At cooking school we had the curds on hand. Once you have curds, its very easy. Around here in BC, raw milk is illegal… I know, they take all the goodness out of a product and then feed it to us. So worried they are for our overall health.
So I had to get some curds. I searched around a bit and found cheddar curds but didn’t have a whole lot of success in finding curds to make Mozza. So I went online and found a cheesemaking supply place in Washington state. I know, I should be supporting a cheesemaking supply place in Canada… but I still had the problem with finding raw milk AND Washington state had raw milk for sale because … well maybe, just maybe… someone is still concerned about the health of the populus of Washington. All you need is citric acid, rennet, raw milk, a big pot and a thermometer.

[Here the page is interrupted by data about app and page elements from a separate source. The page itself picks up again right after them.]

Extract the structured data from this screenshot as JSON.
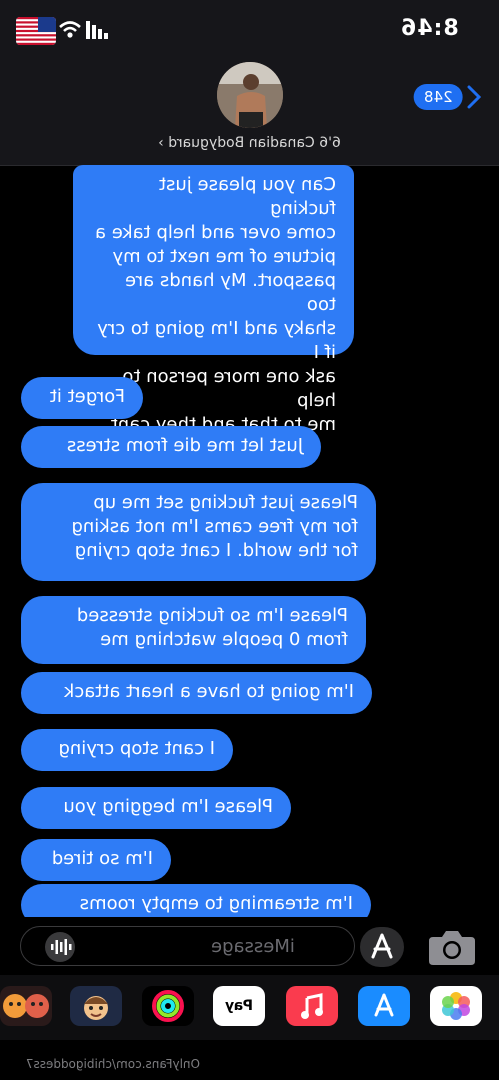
{
  "status": {
    "time": "8:46"
  },
  "header": {
    "back_count": "248",
    "contact_name": "6'6 Canadian Bodyguard"
  },
  "messages": [
    {
      "text": "Can you please just fucking\ncome over and help take a\npicture of me next to my\npassport. My hands are too\nshaky and I'm going to cry if I\nask one more person to help\nme to that and they cant."
    },
    {
      "text": "Forget it"
    },
    {
      "text": "Just let me die from stress"
    },
    {
      "text": "Please just fucking set me up\nfor my free cams I'm not asking\nfor the world. I cant stop crying"
    },
    {
      "text": "Please I'm so fucking stressed\nfrom 0 people watching me"
    },
    {
      "text": "I'm going to have a heart attack"
    },
    {
      "text": "I cant stop crying"
    },
    {
      "text": "Please I'm begging you"
    },
    {
      "text": "I'm so tired"
    },
    {
      "text": "I'm streaming to empty rooms"
    }
  ],
  "composer": {
    "placeholder": "iMessage"
  },
  "apps": [
    {
      "name": "photos",
      "color": "#ffffff"
    },
    {
      "name": "app-store",
      "color": "#1a8cff"
    },
    {
      "name": "music",
      "color": "#fa3b4e"
    },
    {
      "name": "apple-pay",
      "label": "Pay",
      "color": "#ffffff"
    },
    {
      "name": "activity",
      "color": "#000000"
    },
    {
      "name": "memoji",
      "color": "#f2b45c"
    },
    {
      "name": "stickers",
      "color": "#f29b3a"
    }
  ],
  "footer": {
    "url": "OnlyFans.com/chibigoddess7"
  }
}
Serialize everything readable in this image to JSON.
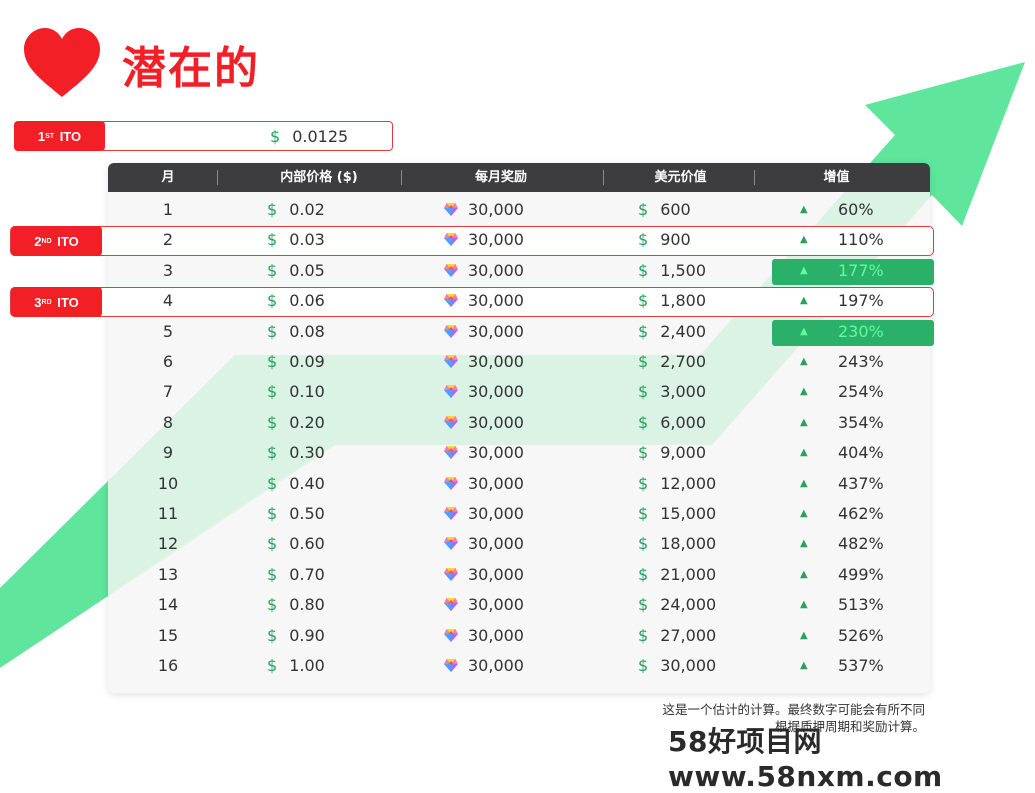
{
  "header": {
    "title": "潜在的"
  },
  "ito_labels": {
    "first": {
      "ordinal": "1",
      "suffix": "ST",
      "label": "ITO"
    },
    "second": {
      "ordinal": "2",
      "suffix": "ND",
      "label": "ITO"
    },
    "third": {
      "ordinal": "3",
      "suffix": "RD",
      "label": "ITO"
    }
  },
  "first_ito_price": "0.0125",
  "table": {
    "headers": {
      "month": "月",
      "price": "内部价格 ($)",
      "reward": "每月奖励",
      "usd": "美元价值",
      "growth": "增值"
    },
    "rows": [
      {
        "month": "1",
        "price": "0.02",
        "reward": "30,000",
        "usd": "600",
        "pct": "60%"
      },
      {
        "month": "2",
        "price": "0.03",
        "reward": "30,000",
        "usd": "900",
        "pct": "110%"
      },
      {
        "month": "3",
        "price": "0.05",
        "reward": "30,000",
        "usd": "1,500",
        "pct": "177%"
      },
      {
        "month": "4",
        "price": "0.06",
        "reward": "30,000",
        "usd": "1,800",
        "pct": "197%"
      },
      {
        "month": "5",
        "price": "0.08",
        "reward": "30,000",
        "usd": "2,400",
        "pct": "230%"
      },
      {
        "month": "6",
        "price": "0.09",
        "reward": "30,000",
        "usd": "2,700",
        "pct": "243%"
      },
      {
        "month": "7",
        "price": "0.10",
        "reward": "30,000",
        "usd": "3,000",
        "pct": "254%"
      },
      {
        "month": "8",
        "price": "0.20",
        "reward": "30,000",
        "usd": "6,000",
        "pct": "354%"
      },
      {
        "month": "9",
        "price": "0.30",
        "reward": "30,000",
        "usd": "9,000",
        "pct": "404%"
      },
      {
        "month": "10",
        "price": "0.40",
        "reward": "30,000",
        "usd": "12,000",
        "pct": "437%"
      },
      {
        "month": "11",
        "price": "0.50",
        "reward": "30,000",
        "usd": "15,000",
        "pct": "462%"
      },
      {
        "month": "12",
        "price": "0.60",
        "reward": "30,000",
        "usd": "18,000",
        "pct": "482%"
      },
      {
        "month": "13",
        "price": "0.70",
        "reward": "30,000",
        "usd": "21,000",
        "pct": "499%"
      },
      {
        "month": "14",
        "price": "0.80",
        "reward": "30,000",
        "usd": "24,000",
        "pct": "513%"
      },
      {
        "month": "15",
        "price": "0.90",
        "reward": "30,000",
        "usd": "27,000",
        "pct": "526%"
      },
      {
        "month": "16",
        "price": "1.00",
        "reward": "30,000",
        "usd": "30,000",
        "pct": "537%"
      }
    ]
  },
  "symbols": {
    "dollar": "$",
    "up": "▲"
  },
  "footnote": {
    "line1": "这是一个估计的计算。最终数字可能会有所不同",
    "line2": "根据质押周期和奖励计算。"
  },
  "watermark": "58好项目网www.58nxm.com",
  "colors": {
    "brand_red": "#f21f26",
    "arrow_green": "#56e597",
    "highlight_green": "#2bb06a",
    "header_dark": "#3d3d3f"
  }
}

There are lots of online pictures and videos for making mozzarella. I am not going to add yet one more site in which you can peruse. I used 2 and sort of combined the approaches: http://www.cheesemaking.com/howtomakemozzarellacheese.html and http://www.alineaphile.com/archives/72-Mozzarella-Curd.html. The latter one had a better description of the various steps… just not enough about the quantities. The former had quantities. I like the idea of letting it rest for 4 hours in the latter recipe also.
For my initial experiment I used jersey milk from Jackie’s Jerseys. Jersey milk is known for its healthful properties and also for its high milk fat content. The first run turned out well… the curdling in the first step was a bit slow. I added more rennet as a result and that seemed to work.
For the second trial, I used predominantly Holstein milk. Far whiter in colour. Jersey milk is very yellow. In order to make cheese, you need to get the acid content up… hence the addition of citric acid and rennet. Too much acid is also not that good. A little too much acid this time… last time not enough. This mean that during the rennet sitting and cutting time there were no chunks, the whole glob was rather separated like VERY curdled milk. But the end result was good. I hung the curds a little longer (was outside trying to sort out my summertime above-ground swimming pool)(yes… summer may just finally be here!). This batch was softer, more like the curds we used at school. The end result was also a softer, milder cheese. I do have to sort out how to get it saltier. I made a caprese salad and just added salt. It was delicious. Served it at the BBQ we hosted last night. It looks like I will now be holding a mozzarella making pool party…..Not even at my house but at a neighbours. Could be interesting…. at least the hard part is at the beginning. Pool party + wine could mean that after the hanging stage… the last ‘dipping’ procedure could take on a life of its own 😉 Will keep you posted.